(INFORMATION SHOWN Opens)
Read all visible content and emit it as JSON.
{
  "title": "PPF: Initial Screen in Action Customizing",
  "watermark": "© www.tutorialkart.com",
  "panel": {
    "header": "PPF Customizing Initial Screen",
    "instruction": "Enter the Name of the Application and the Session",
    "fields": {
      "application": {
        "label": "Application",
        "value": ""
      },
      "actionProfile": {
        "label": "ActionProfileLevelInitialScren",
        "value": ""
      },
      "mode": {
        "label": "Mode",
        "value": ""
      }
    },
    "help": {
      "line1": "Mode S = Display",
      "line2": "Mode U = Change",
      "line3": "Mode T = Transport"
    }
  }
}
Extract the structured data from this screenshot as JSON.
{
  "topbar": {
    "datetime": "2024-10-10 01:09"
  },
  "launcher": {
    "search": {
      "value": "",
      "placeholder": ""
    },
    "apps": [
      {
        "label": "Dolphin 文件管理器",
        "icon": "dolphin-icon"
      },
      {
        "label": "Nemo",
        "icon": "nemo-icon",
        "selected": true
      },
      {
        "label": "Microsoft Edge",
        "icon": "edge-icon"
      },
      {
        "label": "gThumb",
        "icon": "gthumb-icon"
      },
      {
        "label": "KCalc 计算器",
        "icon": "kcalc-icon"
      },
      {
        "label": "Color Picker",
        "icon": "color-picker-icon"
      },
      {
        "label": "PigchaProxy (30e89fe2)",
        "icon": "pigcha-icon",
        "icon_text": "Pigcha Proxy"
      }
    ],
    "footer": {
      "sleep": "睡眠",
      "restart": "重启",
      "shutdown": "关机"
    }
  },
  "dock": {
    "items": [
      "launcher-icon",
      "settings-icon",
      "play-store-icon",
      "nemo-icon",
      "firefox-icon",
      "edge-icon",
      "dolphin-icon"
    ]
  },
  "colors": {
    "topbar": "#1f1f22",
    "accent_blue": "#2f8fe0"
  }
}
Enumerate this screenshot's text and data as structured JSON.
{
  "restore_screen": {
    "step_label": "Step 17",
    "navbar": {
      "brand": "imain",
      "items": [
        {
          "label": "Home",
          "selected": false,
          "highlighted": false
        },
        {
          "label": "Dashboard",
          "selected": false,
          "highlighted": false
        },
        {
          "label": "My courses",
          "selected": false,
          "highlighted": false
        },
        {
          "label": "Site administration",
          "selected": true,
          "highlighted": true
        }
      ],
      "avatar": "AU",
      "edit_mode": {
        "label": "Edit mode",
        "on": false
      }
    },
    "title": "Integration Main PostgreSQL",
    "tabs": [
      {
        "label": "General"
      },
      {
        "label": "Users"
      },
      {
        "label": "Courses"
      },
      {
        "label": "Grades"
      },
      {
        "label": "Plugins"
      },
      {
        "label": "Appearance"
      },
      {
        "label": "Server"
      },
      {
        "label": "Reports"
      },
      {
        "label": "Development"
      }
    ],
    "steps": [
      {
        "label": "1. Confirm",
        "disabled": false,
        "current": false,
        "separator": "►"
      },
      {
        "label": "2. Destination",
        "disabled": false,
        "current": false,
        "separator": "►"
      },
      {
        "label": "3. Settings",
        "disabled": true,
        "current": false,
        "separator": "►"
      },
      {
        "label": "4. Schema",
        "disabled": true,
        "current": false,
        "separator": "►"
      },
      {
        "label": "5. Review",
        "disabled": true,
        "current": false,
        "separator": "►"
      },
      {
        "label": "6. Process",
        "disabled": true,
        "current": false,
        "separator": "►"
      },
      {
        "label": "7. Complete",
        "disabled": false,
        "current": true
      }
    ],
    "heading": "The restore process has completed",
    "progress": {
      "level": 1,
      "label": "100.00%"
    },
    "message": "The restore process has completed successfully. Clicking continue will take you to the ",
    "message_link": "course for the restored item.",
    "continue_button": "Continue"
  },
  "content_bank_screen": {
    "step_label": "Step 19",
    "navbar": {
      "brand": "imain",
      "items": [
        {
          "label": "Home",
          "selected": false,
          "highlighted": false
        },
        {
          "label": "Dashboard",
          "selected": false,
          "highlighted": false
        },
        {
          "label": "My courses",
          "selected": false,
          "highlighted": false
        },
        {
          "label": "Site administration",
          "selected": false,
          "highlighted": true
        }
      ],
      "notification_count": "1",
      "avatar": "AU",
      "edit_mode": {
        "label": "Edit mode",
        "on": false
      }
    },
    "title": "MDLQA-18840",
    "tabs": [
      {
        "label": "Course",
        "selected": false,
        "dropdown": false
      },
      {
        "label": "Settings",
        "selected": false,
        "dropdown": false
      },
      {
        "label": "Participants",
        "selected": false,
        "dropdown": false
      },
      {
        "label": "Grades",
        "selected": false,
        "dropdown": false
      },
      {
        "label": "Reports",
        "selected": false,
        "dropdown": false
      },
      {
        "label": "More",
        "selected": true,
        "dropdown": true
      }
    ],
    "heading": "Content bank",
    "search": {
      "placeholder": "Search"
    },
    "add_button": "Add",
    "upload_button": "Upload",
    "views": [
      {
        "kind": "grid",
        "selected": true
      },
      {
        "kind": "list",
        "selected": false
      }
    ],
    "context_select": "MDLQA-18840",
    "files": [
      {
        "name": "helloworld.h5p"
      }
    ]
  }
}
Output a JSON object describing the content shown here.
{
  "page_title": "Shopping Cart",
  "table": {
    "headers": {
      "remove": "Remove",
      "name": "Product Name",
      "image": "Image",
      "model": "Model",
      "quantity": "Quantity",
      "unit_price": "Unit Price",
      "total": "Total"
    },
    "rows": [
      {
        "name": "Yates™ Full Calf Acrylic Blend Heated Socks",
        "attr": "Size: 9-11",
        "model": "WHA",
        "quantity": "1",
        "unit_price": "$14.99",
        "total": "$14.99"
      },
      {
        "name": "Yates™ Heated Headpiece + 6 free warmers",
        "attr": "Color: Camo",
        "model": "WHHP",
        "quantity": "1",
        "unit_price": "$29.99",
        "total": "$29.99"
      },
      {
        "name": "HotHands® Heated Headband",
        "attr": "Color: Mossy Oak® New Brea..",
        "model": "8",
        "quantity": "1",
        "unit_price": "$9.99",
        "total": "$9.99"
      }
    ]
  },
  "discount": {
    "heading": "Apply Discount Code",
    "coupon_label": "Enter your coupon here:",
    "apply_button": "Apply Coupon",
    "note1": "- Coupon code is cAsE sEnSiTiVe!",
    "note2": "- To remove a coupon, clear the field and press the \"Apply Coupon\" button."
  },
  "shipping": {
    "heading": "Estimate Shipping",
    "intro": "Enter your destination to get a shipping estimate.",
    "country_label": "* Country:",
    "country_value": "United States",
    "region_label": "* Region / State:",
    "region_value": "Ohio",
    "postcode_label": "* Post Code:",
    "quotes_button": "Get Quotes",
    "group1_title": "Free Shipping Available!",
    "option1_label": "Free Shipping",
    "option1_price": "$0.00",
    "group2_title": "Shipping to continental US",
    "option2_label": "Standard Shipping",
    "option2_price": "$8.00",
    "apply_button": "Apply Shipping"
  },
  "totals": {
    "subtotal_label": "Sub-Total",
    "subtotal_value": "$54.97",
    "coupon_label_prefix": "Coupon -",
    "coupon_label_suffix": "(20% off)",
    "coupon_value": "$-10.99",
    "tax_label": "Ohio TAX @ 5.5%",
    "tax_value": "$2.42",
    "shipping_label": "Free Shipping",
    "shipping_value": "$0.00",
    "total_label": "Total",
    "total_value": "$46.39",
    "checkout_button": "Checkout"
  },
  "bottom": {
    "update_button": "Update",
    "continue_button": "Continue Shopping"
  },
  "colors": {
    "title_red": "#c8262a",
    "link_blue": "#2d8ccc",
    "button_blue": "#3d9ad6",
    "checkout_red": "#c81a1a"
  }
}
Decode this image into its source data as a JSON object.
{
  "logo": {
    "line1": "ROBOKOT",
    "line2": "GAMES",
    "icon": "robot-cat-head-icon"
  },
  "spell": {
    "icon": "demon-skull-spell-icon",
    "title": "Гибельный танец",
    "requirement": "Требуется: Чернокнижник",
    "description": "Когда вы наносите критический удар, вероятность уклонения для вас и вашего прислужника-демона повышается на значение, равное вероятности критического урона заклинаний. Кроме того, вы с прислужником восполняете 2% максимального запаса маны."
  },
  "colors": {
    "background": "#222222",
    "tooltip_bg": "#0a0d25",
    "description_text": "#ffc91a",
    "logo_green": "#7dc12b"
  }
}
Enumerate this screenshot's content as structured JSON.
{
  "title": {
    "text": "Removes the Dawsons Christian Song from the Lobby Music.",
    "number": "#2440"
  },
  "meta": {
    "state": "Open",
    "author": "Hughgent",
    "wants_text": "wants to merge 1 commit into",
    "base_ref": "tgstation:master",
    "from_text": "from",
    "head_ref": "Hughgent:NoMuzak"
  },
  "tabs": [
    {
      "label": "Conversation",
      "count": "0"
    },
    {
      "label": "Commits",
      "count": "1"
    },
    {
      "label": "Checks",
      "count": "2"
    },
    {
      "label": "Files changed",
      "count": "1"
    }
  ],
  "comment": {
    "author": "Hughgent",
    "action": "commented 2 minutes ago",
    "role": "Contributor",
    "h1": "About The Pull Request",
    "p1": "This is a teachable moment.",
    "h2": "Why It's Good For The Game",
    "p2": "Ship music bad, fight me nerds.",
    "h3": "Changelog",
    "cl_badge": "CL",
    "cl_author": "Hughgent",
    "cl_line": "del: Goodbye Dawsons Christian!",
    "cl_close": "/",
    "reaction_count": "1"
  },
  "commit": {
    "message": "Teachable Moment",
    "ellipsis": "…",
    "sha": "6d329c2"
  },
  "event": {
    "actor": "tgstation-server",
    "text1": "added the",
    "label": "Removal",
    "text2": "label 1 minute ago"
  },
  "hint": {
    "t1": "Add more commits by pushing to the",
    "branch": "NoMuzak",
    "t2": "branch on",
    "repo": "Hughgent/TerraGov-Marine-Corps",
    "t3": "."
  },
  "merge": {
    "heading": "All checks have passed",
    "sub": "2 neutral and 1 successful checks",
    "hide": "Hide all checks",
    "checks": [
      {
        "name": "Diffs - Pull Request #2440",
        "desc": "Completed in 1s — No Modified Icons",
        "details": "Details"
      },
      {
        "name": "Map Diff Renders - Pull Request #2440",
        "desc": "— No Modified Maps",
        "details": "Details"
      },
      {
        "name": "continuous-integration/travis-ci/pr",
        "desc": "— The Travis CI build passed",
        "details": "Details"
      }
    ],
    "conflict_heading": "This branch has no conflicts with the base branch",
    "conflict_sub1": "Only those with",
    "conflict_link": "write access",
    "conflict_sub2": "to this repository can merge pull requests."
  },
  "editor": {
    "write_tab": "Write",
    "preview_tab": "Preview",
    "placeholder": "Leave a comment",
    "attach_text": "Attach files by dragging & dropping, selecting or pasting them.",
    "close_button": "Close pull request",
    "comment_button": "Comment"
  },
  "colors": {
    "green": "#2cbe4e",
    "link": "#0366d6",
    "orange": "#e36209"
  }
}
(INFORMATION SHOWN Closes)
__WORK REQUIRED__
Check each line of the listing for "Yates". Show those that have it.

__ANSWER TO THE PROBLEM__
        "name": "Yates™ Full Calf Acrylic Blend Heated Socks",
        "name": "Yates™ Heated Headpiece + 6 free warmers",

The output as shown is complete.